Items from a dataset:
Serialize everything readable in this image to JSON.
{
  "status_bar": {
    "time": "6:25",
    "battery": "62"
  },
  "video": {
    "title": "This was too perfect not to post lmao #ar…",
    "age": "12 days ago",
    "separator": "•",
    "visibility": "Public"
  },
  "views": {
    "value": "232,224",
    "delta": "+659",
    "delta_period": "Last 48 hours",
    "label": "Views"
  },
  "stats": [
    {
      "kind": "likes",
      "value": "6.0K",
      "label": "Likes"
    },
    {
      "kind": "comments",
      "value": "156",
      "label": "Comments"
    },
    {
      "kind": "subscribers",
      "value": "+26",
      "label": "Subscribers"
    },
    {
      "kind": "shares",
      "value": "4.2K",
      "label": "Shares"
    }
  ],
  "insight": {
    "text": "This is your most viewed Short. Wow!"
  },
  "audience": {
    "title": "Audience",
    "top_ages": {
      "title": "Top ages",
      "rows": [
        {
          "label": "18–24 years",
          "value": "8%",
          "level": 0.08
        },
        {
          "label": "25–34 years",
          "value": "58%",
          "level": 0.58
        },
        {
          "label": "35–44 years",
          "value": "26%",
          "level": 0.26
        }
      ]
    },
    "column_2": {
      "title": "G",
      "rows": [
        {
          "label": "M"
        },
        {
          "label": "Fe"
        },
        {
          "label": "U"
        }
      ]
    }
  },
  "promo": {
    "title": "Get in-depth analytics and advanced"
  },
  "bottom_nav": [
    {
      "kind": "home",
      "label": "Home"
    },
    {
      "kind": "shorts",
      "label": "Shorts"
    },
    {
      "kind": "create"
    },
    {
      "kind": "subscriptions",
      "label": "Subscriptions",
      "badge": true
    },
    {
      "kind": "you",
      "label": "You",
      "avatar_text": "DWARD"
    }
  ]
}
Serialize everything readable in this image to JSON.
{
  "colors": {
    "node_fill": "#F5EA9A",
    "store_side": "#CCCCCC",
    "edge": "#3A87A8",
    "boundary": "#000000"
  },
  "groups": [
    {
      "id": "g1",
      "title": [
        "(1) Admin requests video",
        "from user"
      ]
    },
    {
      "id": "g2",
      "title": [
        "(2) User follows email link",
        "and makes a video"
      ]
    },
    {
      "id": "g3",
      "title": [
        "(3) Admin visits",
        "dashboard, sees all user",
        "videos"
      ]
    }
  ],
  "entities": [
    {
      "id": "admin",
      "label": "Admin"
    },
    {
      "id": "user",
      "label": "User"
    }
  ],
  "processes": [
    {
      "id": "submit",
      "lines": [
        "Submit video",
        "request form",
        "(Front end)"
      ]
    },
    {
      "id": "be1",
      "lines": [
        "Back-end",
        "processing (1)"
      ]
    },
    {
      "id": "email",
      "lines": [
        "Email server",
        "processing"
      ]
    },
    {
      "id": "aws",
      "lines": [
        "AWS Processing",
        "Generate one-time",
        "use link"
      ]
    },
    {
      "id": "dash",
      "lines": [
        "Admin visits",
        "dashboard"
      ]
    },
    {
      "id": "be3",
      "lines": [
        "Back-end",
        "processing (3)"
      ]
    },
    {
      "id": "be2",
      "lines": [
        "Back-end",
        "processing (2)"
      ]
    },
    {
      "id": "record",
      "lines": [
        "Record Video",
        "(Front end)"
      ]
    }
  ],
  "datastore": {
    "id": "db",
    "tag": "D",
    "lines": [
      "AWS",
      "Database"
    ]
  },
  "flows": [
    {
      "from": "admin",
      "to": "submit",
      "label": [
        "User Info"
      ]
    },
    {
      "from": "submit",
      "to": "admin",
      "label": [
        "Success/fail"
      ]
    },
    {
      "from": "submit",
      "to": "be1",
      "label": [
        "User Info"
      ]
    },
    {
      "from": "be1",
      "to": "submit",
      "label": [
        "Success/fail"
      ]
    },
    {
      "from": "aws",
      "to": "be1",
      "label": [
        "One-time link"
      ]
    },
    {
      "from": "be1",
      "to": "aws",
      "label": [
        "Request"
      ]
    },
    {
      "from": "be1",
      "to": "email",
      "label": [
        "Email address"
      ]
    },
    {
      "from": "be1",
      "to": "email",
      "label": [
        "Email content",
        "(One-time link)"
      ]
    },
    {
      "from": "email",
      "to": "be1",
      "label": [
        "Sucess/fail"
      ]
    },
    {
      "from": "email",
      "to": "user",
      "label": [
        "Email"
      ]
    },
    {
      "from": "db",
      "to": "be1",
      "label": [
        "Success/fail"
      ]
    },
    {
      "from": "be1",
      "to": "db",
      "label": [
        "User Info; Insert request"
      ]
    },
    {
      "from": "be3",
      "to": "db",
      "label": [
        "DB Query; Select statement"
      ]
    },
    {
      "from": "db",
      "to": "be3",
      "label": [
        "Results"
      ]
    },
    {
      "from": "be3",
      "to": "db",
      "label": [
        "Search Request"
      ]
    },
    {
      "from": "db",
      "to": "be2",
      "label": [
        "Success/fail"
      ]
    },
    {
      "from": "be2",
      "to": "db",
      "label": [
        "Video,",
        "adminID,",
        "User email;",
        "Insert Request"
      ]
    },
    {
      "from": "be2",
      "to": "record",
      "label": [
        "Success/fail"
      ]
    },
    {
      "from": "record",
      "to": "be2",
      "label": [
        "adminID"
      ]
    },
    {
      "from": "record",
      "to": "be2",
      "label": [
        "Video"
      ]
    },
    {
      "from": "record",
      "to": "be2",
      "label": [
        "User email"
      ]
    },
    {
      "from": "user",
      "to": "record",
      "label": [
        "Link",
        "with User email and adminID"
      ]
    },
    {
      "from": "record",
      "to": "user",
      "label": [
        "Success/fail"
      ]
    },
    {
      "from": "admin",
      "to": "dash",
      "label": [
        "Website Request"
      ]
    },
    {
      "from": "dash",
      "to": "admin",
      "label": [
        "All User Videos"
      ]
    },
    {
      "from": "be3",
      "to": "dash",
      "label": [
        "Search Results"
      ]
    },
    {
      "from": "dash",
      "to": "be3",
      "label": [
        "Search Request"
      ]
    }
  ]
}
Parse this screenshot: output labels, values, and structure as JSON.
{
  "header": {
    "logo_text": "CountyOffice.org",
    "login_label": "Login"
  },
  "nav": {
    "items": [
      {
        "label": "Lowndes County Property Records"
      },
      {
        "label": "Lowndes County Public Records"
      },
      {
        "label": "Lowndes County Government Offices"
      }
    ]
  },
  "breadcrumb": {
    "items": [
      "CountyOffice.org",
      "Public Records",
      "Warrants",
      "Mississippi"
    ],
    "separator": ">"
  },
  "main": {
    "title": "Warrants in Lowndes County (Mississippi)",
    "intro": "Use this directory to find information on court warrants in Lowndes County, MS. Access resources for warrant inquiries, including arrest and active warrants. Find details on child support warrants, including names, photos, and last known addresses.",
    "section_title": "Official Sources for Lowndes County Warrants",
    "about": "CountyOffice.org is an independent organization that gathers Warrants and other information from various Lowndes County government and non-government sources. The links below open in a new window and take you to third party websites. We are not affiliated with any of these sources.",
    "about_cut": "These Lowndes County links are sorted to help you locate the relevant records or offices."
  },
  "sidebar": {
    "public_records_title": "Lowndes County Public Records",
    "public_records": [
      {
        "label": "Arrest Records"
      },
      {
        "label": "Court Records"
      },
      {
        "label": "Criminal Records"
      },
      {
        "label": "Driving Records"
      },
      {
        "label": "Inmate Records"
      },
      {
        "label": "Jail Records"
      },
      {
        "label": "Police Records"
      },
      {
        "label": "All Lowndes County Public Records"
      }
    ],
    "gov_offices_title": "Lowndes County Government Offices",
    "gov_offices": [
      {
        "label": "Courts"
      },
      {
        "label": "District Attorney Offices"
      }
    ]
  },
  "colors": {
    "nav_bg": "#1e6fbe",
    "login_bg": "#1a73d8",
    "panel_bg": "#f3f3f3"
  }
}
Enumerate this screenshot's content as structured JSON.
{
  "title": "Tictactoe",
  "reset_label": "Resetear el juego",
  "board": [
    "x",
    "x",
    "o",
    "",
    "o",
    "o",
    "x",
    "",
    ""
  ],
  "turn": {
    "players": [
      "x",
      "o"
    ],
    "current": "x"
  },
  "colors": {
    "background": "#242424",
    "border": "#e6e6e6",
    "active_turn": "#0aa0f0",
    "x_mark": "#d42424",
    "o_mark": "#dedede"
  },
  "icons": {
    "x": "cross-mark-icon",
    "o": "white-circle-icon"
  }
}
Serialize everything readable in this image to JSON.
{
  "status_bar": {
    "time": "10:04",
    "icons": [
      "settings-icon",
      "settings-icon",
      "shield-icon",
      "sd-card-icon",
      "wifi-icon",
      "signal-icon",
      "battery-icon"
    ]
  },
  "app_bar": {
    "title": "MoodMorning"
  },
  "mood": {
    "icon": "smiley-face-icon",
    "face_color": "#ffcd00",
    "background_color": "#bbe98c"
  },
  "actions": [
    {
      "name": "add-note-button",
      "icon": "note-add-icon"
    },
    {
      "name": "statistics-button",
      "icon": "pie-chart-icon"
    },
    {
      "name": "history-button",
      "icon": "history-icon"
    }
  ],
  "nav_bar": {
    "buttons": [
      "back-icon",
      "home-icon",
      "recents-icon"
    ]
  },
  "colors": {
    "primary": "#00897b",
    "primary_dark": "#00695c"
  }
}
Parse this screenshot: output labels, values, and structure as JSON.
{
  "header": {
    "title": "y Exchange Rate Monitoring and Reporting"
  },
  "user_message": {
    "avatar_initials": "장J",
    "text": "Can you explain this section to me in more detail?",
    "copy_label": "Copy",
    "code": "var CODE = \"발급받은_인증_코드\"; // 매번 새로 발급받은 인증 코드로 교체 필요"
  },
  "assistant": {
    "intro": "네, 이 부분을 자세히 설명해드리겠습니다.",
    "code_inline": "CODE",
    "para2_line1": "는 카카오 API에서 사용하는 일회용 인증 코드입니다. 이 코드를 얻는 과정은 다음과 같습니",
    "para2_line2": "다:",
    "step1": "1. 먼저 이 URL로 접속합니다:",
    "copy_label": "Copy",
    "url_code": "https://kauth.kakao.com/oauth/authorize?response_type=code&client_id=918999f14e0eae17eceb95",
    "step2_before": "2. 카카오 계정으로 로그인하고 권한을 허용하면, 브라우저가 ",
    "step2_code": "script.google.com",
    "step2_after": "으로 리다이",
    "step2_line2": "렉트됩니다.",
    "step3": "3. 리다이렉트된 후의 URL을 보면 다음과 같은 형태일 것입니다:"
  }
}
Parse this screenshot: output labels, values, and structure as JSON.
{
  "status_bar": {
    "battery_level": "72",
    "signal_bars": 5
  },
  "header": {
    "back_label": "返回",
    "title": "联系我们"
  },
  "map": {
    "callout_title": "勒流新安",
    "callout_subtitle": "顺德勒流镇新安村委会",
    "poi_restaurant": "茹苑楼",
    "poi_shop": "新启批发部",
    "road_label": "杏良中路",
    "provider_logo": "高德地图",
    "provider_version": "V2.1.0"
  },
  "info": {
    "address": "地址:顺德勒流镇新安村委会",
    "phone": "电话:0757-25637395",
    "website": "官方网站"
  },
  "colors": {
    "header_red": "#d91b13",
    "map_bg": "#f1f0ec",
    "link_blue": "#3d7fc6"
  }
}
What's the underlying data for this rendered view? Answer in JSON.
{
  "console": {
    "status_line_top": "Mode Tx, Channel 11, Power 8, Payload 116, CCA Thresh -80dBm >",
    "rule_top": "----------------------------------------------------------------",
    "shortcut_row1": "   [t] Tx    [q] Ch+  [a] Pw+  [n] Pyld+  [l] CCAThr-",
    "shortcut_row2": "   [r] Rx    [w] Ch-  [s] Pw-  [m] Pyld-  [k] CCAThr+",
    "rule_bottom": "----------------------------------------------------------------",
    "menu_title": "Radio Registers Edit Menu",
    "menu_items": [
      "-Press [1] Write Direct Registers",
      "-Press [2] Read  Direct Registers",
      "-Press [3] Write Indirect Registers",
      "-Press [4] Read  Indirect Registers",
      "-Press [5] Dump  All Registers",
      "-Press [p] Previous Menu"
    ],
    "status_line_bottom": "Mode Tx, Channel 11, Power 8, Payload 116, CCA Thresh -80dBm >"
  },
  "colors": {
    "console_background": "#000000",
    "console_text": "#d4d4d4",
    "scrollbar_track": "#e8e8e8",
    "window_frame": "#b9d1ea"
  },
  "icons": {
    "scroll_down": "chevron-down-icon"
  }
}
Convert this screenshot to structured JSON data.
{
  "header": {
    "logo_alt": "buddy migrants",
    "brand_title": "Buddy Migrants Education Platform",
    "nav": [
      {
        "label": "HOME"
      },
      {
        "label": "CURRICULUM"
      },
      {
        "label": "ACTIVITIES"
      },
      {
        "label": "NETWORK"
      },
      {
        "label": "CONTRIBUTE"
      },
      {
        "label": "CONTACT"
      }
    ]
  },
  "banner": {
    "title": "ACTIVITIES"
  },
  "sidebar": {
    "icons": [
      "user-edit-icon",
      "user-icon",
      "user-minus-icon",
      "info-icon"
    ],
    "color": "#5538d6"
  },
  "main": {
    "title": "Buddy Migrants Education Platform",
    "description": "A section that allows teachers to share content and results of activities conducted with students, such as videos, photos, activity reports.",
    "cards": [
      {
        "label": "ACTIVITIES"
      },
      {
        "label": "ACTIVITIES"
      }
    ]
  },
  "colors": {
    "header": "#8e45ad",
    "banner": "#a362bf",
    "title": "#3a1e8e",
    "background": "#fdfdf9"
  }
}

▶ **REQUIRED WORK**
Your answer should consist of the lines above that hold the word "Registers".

▶ **YOUR RESPONSE**
    "menu_title": "Radio Registers Edit Menu",
      "-Press [1] Write Direct Registers",
      "-Press [2] Read  Direct Registers",
      "-Press [3] Write Indirect Registers",
      "-Press [4] Read  Indirect Registers",
      "-Press [5] Dump  All Registers",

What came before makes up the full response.